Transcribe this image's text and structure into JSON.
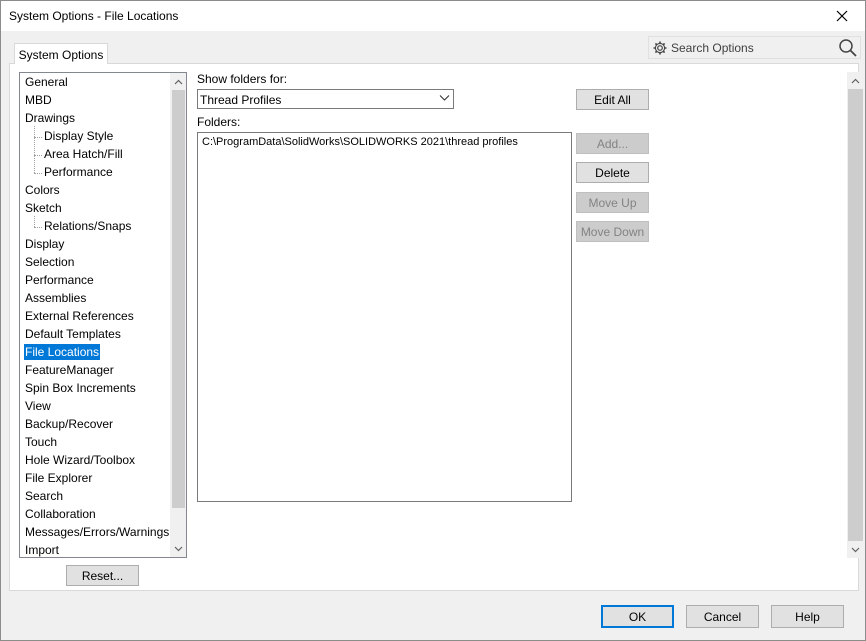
{
  "window": {
    "title": "System Options - File Locations"
  },
  "tabs": [
    {
      "label": "System Options"
    }
  ],
  "search": {
    "placeholder": "Search Options"
  },
  "tree": {
    "items": [
      {
        "label": "General",
        "level": 0
      },
      {
        "label": "MBD",
        "level": 0
      },
      {
        "label": "Drawings",
        "level": 0
      },
      {
        "label": "Display Style",
        "level": 1
      },
      {
        "label": "Area Hatch/Fill",
        "level": 1
      },
      {
        "label": "Performance",
        "level": 1
      },
      {
        "label": "Colors",
        "level": 0
      },
      {
        "label": "Sketch",
        "level": 0
      },
      {
        "label": "Relations/Snaps",
        "level": 1
      },
      {
        "label": "Display",
        "level": 0
      },
      {
        "label": "Selection",
        "level": 0
      },
      {
        "label": "Performance",
        "level": 0
      },
      {
        "label": "Assemblies",
        "level": 0
      },
      {
        "label": "External References",
        "level": 0
      },
      {
        "label": "Default Templates",
        "level": 0
      },
      {
        "label": "File Locations",
        "level": 0,
        "selected": true
      },
      {
        "label": "FeatureManager",
        "level": 0
      },
      {
        "label": "Spin Box Increments",
        "level": 0
      },
      {
        "label": "View",
        "level": 0
      },
      {
        "label": "Backup/Recover",
        "level": 0
      },
      {
        "label": "Touch",
        "level": 0
      },
      {
        "label": "Hole Wizard/Toolbox",
        "level": 0
      },
      {
        "label": "File Explorer",
        "level": 0
      },
      {
        "label": "Search",
        "level": 0
      },
      {
        "label": "Collaboration",
        "level": 0
      },
      {
        "label": "Messages/Errors/Warnings",
        "level": 0
      },
      {
        "label": "Import",
        "level": 0
      }
    ]
  },
  "reset_label": "Reset...",
  "show_folders_label": "Show folders for:",
  "show_folders_value": "Thread Profiles",
  "folders_label": "Folders:",
  "folders": [
    "C:\\ProgramData\\SolidWorks\\SOLIDWORKS 2021\\thread profiles"
  ],
  "buttons": {
    "edit_all": "Edit All",
    "add": "Add...",
    "delete": "Delete",
    "move_up": "Move Up",
    "move_down": "Move Down"
  },
  "footer": {
    "ok": "OK",
    "cancel": "Cancel",
    "help": "Help"
  },
  "colors": {
    "selection": "#0078d7",
    "default_button_border": "#0078d7"
  },
  "icons": {
    "close": "close-icon",
    "gear": "gear-icon",
    "search": "search-icon",
    "dropdown": "chevron-down-icon"
  }
}
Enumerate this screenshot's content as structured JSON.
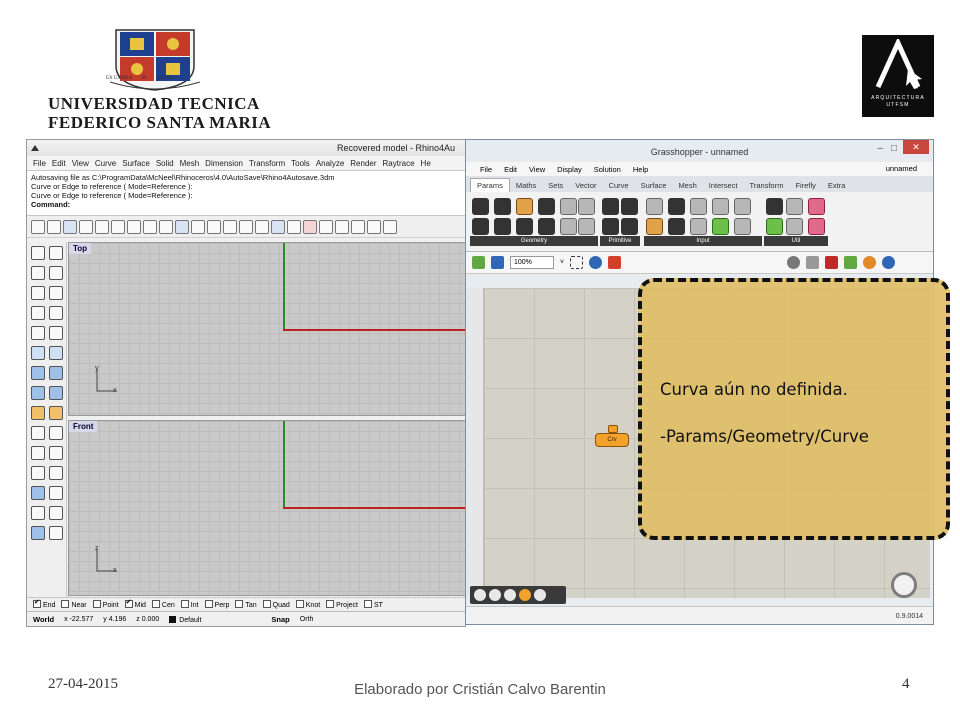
{
  "header": {
    "university_line1": "UNIVERSIDAD TECNICA",
    "university_line2": "FEDERICO SANTA MARIA",
    "crest_motto_left": "EX UMBRA",
    "crest_motto_mid": "IN",
    "crest_motto_right": "SOLEM",
    "arq_logo_letter": "A",
    "arq_logo_line1": "ARQUITECTURA",
    "arq_logo_line2": "UTFSM"
  },
  "rhino": {
    "title": "Recovered model - Rhino4Au",
    "menu": [
      "File",
      "Edit",
      "View",
      "Curve",
      "Surface",
      "Solid",
      "Mesh",
      "Dimension",
      "Transform",
      "Tools",
      "Analyze",
      "Render",
      "Raytrace",
      "He"
    ],
    "command_lines": [
      "Autosaving file as C:\\ProgramData\\McNeel\\Rhinoceros\\4.0\\AutoSave\\Rhino4Autosave.3dm",
      "Curve or Edge to reference ( Mode=Reference ):",
      "Curve or Edge to reference ( Mode=Reference ):"
    ],
    "command_prompt": "Command:",
    "viewport_top": "Top",
    "viewport_front": "Front",
    "axis_top_y": "y",
    "axis_top_x": "x",
    "axis_front_z": "z",
    "axis_front_x": "x",
    "osnaps": [
      {
        "label": "End",
        "checked": true
      },
      {
        "label": "Near",
        "checked": false
      },
      {
        "label": "Point",
        "checked": false
      },
      {
        "label": "Mid",
        "checked": true
      },
      {
        "label": "Cen",
        "checked": false
      },
      {
        "label": "Int",
        "checked": false
      },
      {
        "label": "Perp",
        "checked": false
      },
      {
        "label": "Tan",
        "checked": false
      },
      {
        "label": "Quad",
        "checked": false
      },
      {
        "label": "Knot",
        "checked": false
      },
      {
        "label": "Project",
        "checked": false
      },
      {
        "label": "ST",
        "checked": false
      }
    ],
    "status": {
      "world": "World",
      "x": "x -22.577",
      "y": "y 4.196",
      "z": "z 0.000",
      "layer": "Default",
      "snap": "Snap",
      "ortho": "Orth"
    }
  },
  "grasshopper": {
    "title": "Grasshopper - unnamed",
    "menu": [
      "File",
      "Edit",
      "View",
      "Display",
      "Solution",
      "Help"
    ],
    "doc_name": "unnamed",
    "tabs": [
      "Params",
      "Maths",
      "Sets",
      "Vector",
      "Curve",
      "Surface",
      "Mesh",
      "Intersect",
      "Transform",
      "Firefly",
      "Extra"
    ],
    "active_tab": "Params",
    "ribbon_groups": [
      "Geometry",
      "Primitive",
      "Input",
      "Util"
    ],
    "zoom": "100%",
    "component_label": "Crv",
    "version": "0.9.0014"
  },
  "callout": {
    "line1": "Curva aún no definida.",
    "line2": "-Params/Geometry/Curve"
  },
  "footer": {
    "date": "27-04-2015",
    "author": "Elaborado por Cristián Calvo Barentin",
    "page": "4"
  },
  "colors": {
    "callout_fill": "#e0be64",
    "rhino_axis_green": "#2a8a2a",
    "rhino_axis_red": "#b22222",
    "gh_component": "#f2a12a"
  }
}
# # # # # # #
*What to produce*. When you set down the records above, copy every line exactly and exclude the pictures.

*The completed task*.
Transcribe this image's text and structure into JSON.
{
  "window": {
    "title": "System Options - File Locations"
  },
  "tabs": [
    {
      "label": "System Options"
    }
  ],
  "search": {
    "placeholder": "Search Options"
  },
  "tree": {
    "items": [
      {
        "label": "General",
        "level": 0
      },
      {
        "label": "MBD",
        "level": 0
      },
      {
        "label": "Drawings",
        "level": 0
      },
      {
        "label": "Display Style",
        "level": 1
      },
      {
        "label": "Area Hatch/Fill",
        "level": 1
      },
      {
        "label": "Performance",
        "level": 1
      },
      {
        "label": "Colors",
        "level": 0
      },
      {
        "label": "Sketch",
        "level": 0
      },
      {
        "label": "Relations/Snaps",
        "level": 1
      },
      {
        "label": "Display",
        "level": 0
      },
      {
        "label": "Selection",
        "level": 0
      },
      {
        "label": "Performance",
        "level": 0
      },
      {
        "label": "Assemblies",
        "level": 0
      },
      {
        "label": "External References",
        "level": 0
      },
      {
        "label": "Default Templates",
        "level": 0
      },
      {
        "label": "File Locations",
        "level": 0,
        "selected": true
      },
      {
        "label": "FeatureManager",
        "level": 0
      },
      {
        "label": "Spin Box Increments",
        "level": 0
      },
      {
        "label": "View",
        "level": 0
      },
      {
        "label": "Backup/Recover",
        "level": 0
      },
      {
        "label": "Touch",
        "level": 0
      },
      {
        "label": "Hole Wizard/Toolbox",
        "level": 0
      },
      {
        "label": "File Explorer",
        "level": 0
      },
      {
        "label": "Search",
        "level": 0
      },
      {
        "label": "Collaboration",
        "level": 0
      },
      {
        "label": "Messages/Errors/Warnings",
        "level": 0
      },
      {
        "label": "Import",
        "level": 0
      }
    ]
  },
  "reset_label": "Reset...",
  "show_folders_label": "Show folders for:",
  "show_folders_value": "Thread Profiles",
  "folders_label": "Folders:",
  "folders": [
    "C:\\ProgramData\\SolidWorks\\SOLIDWORKS 2021\\thread profiles"
  ],
  "buttons": {
    "edit_all": "Edit All",
    "add": "Add...",
    "delete": "Delete",
    "move_up": "Move Up",
    "move_down": "Move Down"
  },
  "footer": {
    "ok": "OK",
    "cancel": "Cancel",
    "help": "Help"
  },
  "colors": {
    "selection": "#0078d7",
    "default_button_border": "#0078d7"
  },
  "icons": {
    "close": "close-icon",
    "gear": "gear-icon",
    "search": "search-icon",
    "dropdown": "chevron-down-icon"
  }
}
Enumerate this screenshot's content as structured JSON.
{
  "header": {
    "university_line1": "UNIVERSIDAD TECNICA",
    "university_line2": "FEDERICO SANTA MARIA",
    "crest_motto_left": "EX UMBRA",
    "crest_motto_mid": "IN",
    "crest_motto_right": "SOLEM",
    "arq_logo_letter": "A",
    "arq_logo_line1": "ARQUITECTURA",
    "arq_logo_line2": "UTFSM"
  },
  "rhino": {
    "title": "Recovered model - Rhino4Au",
    "menu": [
      "File",
      "Edit",
      "View",
      "Curve",
      "Surface",
      "Solid",
      "Mesh",
      "Dimension",
      "Transform",
      "Tools",
      "Analyze",
      "Render",
      "Raytrace",
      "He"
    ],
    "command_lines": [
      "Autosaving file as C:\\ProgramData\\McNeel\\Rhinoceros\\4.0\\AutoSave\\Rhino4Autosave.3dm",
      "Curve or Edge to reference ( Mode=Reference ):",
      "Curve or Edge to reference ( Mode=Reference ):"
    ],
    "command_prompt": "Command:",
    "viewport_top": "Top",
    "viewport_front": "Front",
    "axis_top_y": "y",
    "axis_top_x": "x",
    "axis_front_z": "z",
    "axis_front_x": "x",
    "osnaps": [
      {
        "label": "End",
        "checked": true
      },
      {
        "label": "Near",
        "checked": false
      },
      {
        "label": "Point",
        "checked": false
      },
      {
        "label": "Mid",
        "checked": true
      },
      {
        "label": "Cen",
        "checked": false
      },
      {
        "label": "Int",
        "checked": false
      },
      {
        "label": "Perp",
        "checked": false
      },
      {
        "label": "Tan",
        "checked": false
      },
      {
        "label": "Quad",
        "checked": false
      },
      {
        "label": "Knot",
        "checked": false
      },
      {
        "label": "Project",
        "checked": false
      },
      {
        "label": "ST",
        "checked": false
      }
    ],
    "status": {
      "world": "World",
      "x": "x -22.577",
      "y": "y 4.196",
      "z": "z 0.000",
      "layer": "Default",
      "snap": "Snap",
      "ortho": "Orth"
    }
  },
  "grasshopper": {
    "title": "Grasshopper - unnamed",
    "menu": [
      "File",
      "Edit",
      "View",
      "Display",
      "Solution",
      "Help"
    ],
    "doc_name": "unnamed",
    "tabs": [
      "Params",
      "Maths",
      "Sets",
      "Vector",
      "Curve",
      "Surface",
      "Mesh",
      "Intersect",
      "Transform",
      "Firefly",
      "Extra"
    ],
    "active_tab": "Params",
    "ribbon_groups": [
      "Geometry",
      "Primitive",
      "Input",
      "Util"
    ],
    "zoom": "100%",
    "component_label": "Crv",
    "version": "0.9.0014"
  },
  "callout": {
    "line1": "Curva aún no definida.",
    "line2": "-Params/Geometry/Curve"
  },
  "footer": {
    "date": "27-04-2015",
    "author": "Elaborado por Cristián Calvo Barentin",
    "page": "4"
  },
  "colors": {
    "callout_fill": "#e0be64",
    "rhino_axis_green": "#2a8a2a",
    "rhino_axis_red": "#b22222",
    "gh_component": "#f2a12a"
  }
}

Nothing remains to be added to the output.